Records excerpted from a collection:
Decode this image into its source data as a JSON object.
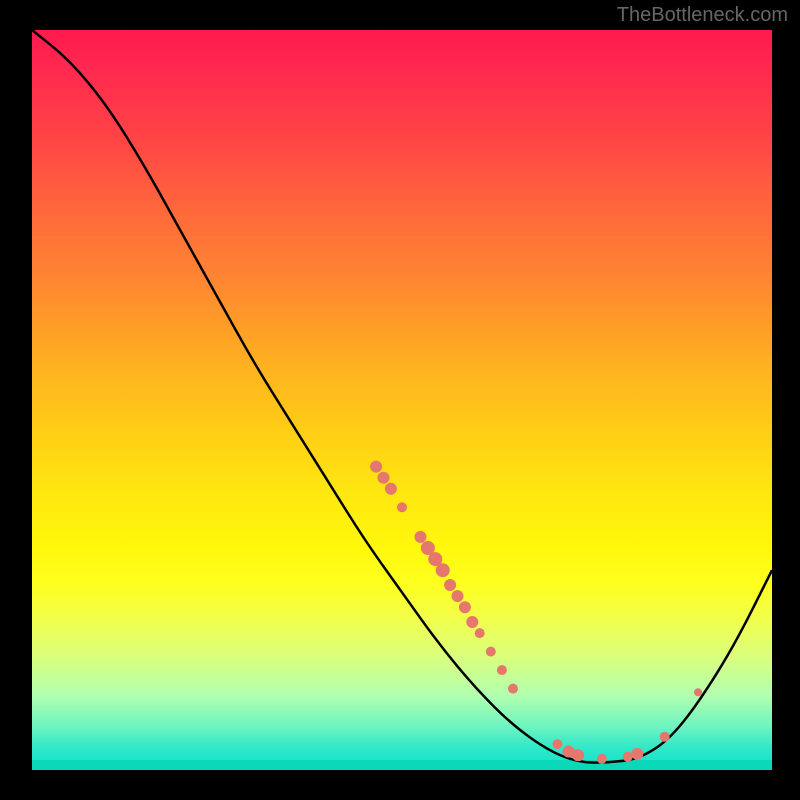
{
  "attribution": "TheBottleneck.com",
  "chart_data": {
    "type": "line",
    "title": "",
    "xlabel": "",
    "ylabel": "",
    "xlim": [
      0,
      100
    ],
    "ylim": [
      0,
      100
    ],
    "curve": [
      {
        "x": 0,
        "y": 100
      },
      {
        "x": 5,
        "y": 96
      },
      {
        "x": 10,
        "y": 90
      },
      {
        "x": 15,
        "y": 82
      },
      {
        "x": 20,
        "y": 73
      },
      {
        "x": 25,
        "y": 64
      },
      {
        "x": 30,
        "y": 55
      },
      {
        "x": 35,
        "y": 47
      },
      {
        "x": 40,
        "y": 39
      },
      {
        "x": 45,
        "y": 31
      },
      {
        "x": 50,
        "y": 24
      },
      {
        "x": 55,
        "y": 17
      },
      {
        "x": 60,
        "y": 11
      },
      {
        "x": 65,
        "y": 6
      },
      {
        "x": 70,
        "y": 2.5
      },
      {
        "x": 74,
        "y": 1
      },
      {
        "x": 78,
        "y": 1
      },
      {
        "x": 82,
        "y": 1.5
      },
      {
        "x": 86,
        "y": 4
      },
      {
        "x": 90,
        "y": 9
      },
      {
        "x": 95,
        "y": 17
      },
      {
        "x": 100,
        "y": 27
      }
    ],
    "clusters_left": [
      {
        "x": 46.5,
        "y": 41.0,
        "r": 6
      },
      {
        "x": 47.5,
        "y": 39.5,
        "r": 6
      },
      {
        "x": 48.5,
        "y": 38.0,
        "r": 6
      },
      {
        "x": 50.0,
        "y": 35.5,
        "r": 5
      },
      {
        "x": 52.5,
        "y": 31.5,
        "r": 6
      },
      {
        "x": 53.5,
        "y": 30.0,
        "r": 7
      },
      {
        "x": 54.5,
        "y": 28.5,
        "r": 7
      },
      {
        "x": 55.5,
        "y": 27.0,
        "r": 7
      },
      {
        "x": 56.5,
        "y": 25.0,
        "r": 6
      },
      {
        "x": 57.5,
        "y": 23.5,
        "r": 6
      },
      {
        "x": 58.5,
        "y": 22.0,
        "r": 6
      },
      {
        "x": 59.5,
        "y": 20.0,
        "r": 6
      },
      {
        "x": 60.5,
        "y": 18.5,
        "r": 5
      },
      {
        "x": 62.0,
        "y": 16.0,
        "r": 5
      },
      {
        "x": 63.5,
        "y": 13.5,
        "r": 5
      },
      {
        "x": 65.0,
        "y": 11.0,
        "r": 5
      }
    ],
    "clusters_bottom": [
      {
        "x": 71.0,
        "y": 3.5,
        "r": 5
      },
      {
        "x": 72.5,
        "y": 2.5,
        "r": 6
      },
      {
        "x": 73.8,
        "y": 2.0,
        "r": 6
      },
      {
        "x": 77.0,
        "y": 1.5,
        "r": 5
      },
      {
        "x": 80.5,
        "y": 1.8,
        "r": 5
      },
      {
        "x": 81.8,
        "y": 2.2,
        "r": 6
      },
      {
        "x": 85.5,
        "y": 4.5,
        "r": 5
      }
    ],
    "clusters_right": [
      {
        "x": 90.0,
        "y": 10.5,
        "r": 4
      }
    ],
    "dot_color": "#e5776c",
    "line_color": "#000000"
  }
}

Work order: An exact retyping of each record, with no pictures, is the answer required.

Final answer:
Decode this image into its source data as a JSON object.
{
  "attribution": "TheBottleneck.com",
  "chart_data": {
    "type": "line",
    "title": "",
    "xlabel": "",
    "ylabel": "",
    "xlim": [
      0,
      100
    ],
    "ylim": [
      0,
      100
    ],
    "curve": [
      {
        "x": 0,
        "y": 100
      },
      {
        "x": 5,
        "y": 96
      },
      {
        "x": 10,
        "y": 90
      },
      {
        "x": 15,
        "y": 82
      },
      {
        "x": 20,
        "y": 73
      },
      {
        "x": 25,
        "y": 64
      },
      {
        "x": 30,
        "y": 55
      },
      {
        "x": 35,
        "y": 47
      },
      {
        "x": 40,
        "y": 39
      },
      {
        "x": 45,
        "y": 31
      },
      {
        "x": 50,
        "y": 24
      },
      {
        "x": 55,
        "y": 17
      },
      {
        "x": 60,
        "y": 11
      },
      {
        "x": 65,
        "y": 6
      },
      {
        "x": 70,
        "y": 2.5
      },
      {
        "x": 74,
        "y": 1
      },
      {
        "x": 78,
        "y": 1
      },
      {
        "x": 82,
        "y": 1.5
      },
      {
        "x": 86,
        "y": 4
      },
      {
        "x": 90,
        "y": 9
      },
      {
        "x": 95,
        "y": 17
      },
      {
        "x": 100,
        "y": 27
      }
    ],
    "clusters_left": [
      {
        "x": 46.5,
        "y": 41.0,
        "r": 6
      },
      {
        "x": 47.5,
        "y": 39.5,
        "r": 6
      },
      {
        "x": 48.5,
        "y": 38.0,
        "r": 6
      },
      {
        "x": 50.0,
        "y": 35.5,
        "r": 5
      },
      {
        "x": 52.5,
        "y": 31.5,
        "r": 6
      },
      {
        "x": 53.5,
        "y": 30.0,
        "r": 7
      },
      {
        "x": 54.5,
        "y": 28.5,
        "r": 7
      },
      {
        "x": 55.5,
        "y": 27.0,
        "r": 7
      },
      {
        "x": 56.5,
        "y": 25.0,
        "r": 6
      },
      {
        "x": 57.5,
        "y": 23.5,
        "r": 6
      },
      {
        "x": 58.5,
        "y": 22.0,
        "r": 6
      },
      {
        "x": 59.5,
        "y": 20.0,
        "r": 6
      },
      {
        "x": 60.5,
        "y": 18.5,
        "r": 5
      },
      {
        "x": 62.0,
        "y": 16.0,
        "r": 5
      },
      {
        "x": 63.5,
        "y": 13.5,
        "r": 5
      },
      {
        "x": 65.0,
        "y": 11.0,
        "r": 5
      }
    ],
    "clusters_bottom": [
      {
        "x": 71.0,
        "y": 3.5,
        "r": 5
      },
      {
        "x": 72.5,
        "y": 2.5,
        "r": 6
      },
      {
        "x": 73.8,
        "y": 2.0,
        "r": 6
      },
      {
        "x": 77.0,
        "y": 1.5,
        "r": 5
      },
      {
        "x": 80.5,
        "y": 1.8,
        "r": 5
      },
      {
        "x": 81.8,
        "y": 2.2,
        "r": 6
      },
      {
        "x": 85.5,
        "y": 4.5,
        "r": 5
      }
    ],
    "clusters_right": [
      {
        "x": 90.0,
        "y": 10.5,
        "r": 4
      }
    ],
    "dot_color": "#e5776c",
    "line_color": "#000000"
  }
}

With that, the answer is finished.